Debate article on our food supply in the corona crisis
Corona crisis shows that our food supply depends on cheap labor from Eastern Europe
In her research on Euroscepticism, Dutch scholar Catherine de Vries argues that for all their differences, North-West European eurosceptics share two main agenda points: they want less intra-EU migration and they want lower monetary contributions. Forget the reality that the workers, IT engineers and doctors of this new part of the EU are essential to Europe’s global value chains. Indeed, the North West European export machine would be a great deal less competitive without them.
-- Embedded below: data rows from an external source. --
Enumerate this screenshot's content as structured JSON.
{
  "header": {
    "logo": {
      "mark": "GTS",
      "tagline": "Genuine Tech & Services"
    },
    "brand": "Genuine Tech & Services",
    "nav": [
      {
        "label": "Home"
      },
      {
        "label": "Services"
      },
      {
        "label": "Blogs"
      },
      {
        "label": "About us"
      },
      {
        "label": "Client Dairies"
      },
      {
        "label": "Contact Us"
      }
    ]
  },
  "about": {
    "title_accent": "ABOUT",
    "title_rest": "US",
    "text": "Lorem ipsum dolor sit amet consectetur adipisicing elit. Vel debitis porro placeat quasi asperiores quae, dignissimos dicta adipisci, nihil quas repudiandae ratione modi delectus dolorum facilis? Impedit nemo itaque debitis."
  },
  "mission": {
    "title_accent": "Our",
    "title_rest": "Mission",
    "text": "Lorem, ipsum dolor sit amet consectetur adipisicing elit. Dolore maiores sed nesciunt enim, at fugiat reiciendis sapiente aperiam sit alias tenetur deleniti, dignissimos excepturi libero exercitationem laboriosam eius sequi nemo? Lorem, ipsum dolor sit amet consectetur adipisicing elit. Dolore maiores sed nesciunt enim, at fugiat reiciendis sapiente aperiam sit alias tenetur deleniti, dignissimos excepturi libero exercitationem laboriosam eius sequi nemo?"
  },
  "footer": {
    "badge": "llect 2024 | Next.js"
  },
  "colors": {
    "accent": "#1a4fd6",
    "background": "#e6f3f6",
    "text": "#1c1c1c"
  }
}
What matters politically is that the demonological order of their narrative, East Europeans loom large as benefit scroungers, track suit-clad mafiosos or, at best, “cheap Slavs”, as some in the British press put it with tongue-in-cheek Orientalist panache.
The COVID 19 crisis has brought the “cheap Slav” back to a dramatic, albeit distinct relevance. It turns out Europe’s food supply chain would fall apart without them. Last year, Germany needed 300,000 farm workers from the East to pick its asparagus crops. That’s just Germany and just asparagus. At least a million and a half farm workers from “the East” are needed for these just in time chains. First, it was Brexit Britain that announced that the country’s crops would literally rot in the fields without the immediate airlift of close to 100,000 farm workers from an East that had been covered in layer after layer of xenophobic scorn by Brexiteers. Next, it was the Netherlands, Germany and Belgium who, without any fanfare, organized an airbridge for agricultural workers with Romania and Hungary. Germany’s agriculture Minister Julia Kloecker devised a plan to fly 40,000 seasonal workers into the country in April, and another 40,000 in May. Tens of thousands more might follow in May, when most of Eastern Europe is still supposed to be in quarantine. Italian authorities are also planning for “safe corridors” of this kind as well. (By Associate Professor Cornel Ban, Department of Organization, CBS).
Read the complete article in Danish at 'Politiken' here